Wired! / 'Every mall owner’s nightmare' / Sweetheartbroken

Hi. Nice to be back. We wouldn’t be, if not for people such as these. And now the news:

Wired! Even before Chicago Ald. Danny Solis reportedly secretly recorded scandalized Ald. Ed Burke, NBC5 News’ Carol Marin and Don Moseley report, Solis himself was secretly recorded—as the subject of an investigation dating back to 2014.
Other aldermen complain Solis broke faith with his colleagues.
One of the whiners is Ald. Matt O’Shea, whose ward includes lots of cops: “Where I come from, if you wore a wire, someone’s gonna kick your ass.”
The Tribune has pried loose federal docs showing what the FBI was after when it raided Burke’s office.
Burke’s still running for reelection—and faced down his challengers in a forum last night.
Mayoral candidate Susana Mendoza got lots of cash from Solis.
Mayoral candidate Toni Preckwinkle has another Burke headache.
The Trib’s John Kass hails two mayoral candidates “who had the real guts to get into the race before Rahm Emanuel chickened out.”

Dittoheads. The Trib says two aldermen replied to its candidate surveys with almost identical answers to every question.
Read their answers—and others’—here.
A judge has extended a protection order for the wife of a Chicago alderman accused of domestic violence.

‘Every mall owner’s nightmare.’ The Sun-Times’ Mary Mitchell mourns the deadly shooting at Orland Square Mall and what it says about black people’s move from Chicago “to suburbs … to get away from the violence.”
Police have arrested a teenage suspect.
Amid hundreds of fresh complaints of sexual misconduct, Chicago Public Schools have fired six workers and removed 33 others pending investigations.

I-L-L. Summing up a six-month investigation of Illinois’ small-town segregation, Governing magazine finds “some of the most segregated places in the country” …
… and notes that the University of Illinois’ hometown, Champaign-Urbana, lags the nation on integration progress.

Beware Indiana. Now that the Illinois Board of Elections has cut ties with the Trump administration’s multistate voter-registration database accused of engaging in voter suppression, the Illinois ACLU is warning against an alternate plan to team up with Indiana.
Illinois is No. 3 on a list of states whose native authors have created literary masterpieces. (And Indiana is waaay further down.)
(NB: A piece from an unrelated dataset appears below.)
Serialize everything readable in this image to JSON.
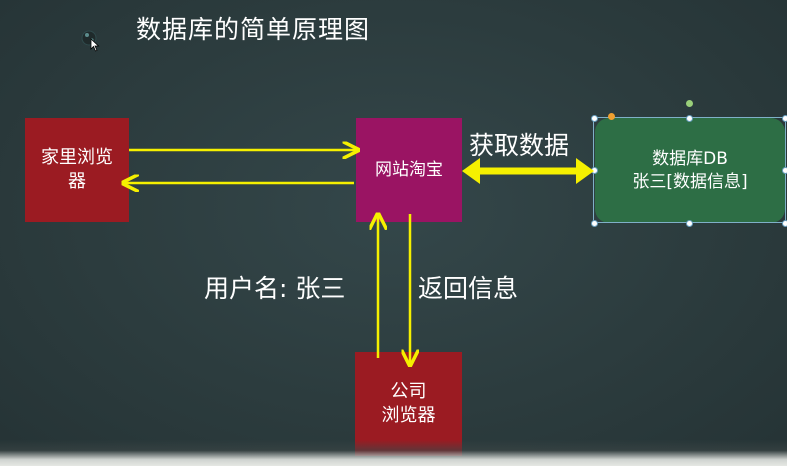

‘It’s like the real-life Hunger Games.’ A single mother whose federal housing aid has run out in the federal shutdown—and whose landlord has told her to move out by the end of the month—tells The Washington Post the standoff is hurting the country’s “most vulnerable people.”
The president’s commerce secretary says he doesn’t understand why furloughed federal workers need help from food banks.
President Trump blinked over the State of the Union message.
Illinois is launching a loan program to help federal workers crunched by the government shutdown.
A new exhibition in Evanston spotlights the world’s richest man ever—a guy who died almost 700 years ago.

Catastrophe alert. As of today, the symbolic “Doomsday Clock,” set by The Bulletin of Atomic Scientists, finds humanity as close to disaster—nuclear annihilation and climate extinction—as it has ever been.
The Post finds civil penalties for polluters under the Trump administration plummeted over the last fiscal year—to their lowest average level since 1994.
Gov. Pritzker has committed Illinois to joining 17 other states in a pledge to abide by the Paris climate accords the president has opposed.
Friends of the Chicago River applauds creation of a new Chicago River Ecology and Governance Group.

‘Mine is the only hot take you should read on the thing with the high school kids and the two other groups and the drum and the hats and the media and the president and racism and white privilege and liberal conspiracies and social media and every other thing that has been stirred into this particular cauldron.’ The Tribune’s Rex Huppke tackles “something a group of high school boys did while on a trip to Washington, D.C.
Behind the controversy: A still-mysterious account Twitter has suspended.

Buzz cut. BuzzFeed is laying off 15 percent of its workforce.
The Gannett newspaper chain has been axing reporters across the country.
Verizon is cutting 800 from the division that has rolled up ownership of AOL, Yahoo and HuffPost.
Also out: Three percent of the DC Comics workforce.
Politico: How Chicago’s ‘J-school of the Streets’ Is Reinventing Local News.”

Sweetheartbroken. The financial woes of the New England Confectionery Co.—a.k.a. Necco—mean those little sugary heart candies with romantic messages on them will be hard to find this Valentine’s Day.
While you can buy Sweethearts on sites like eBay and Amazon
… they won’t be fresh, and you may want to avoid eating them. (Photo: Steven Depolo.)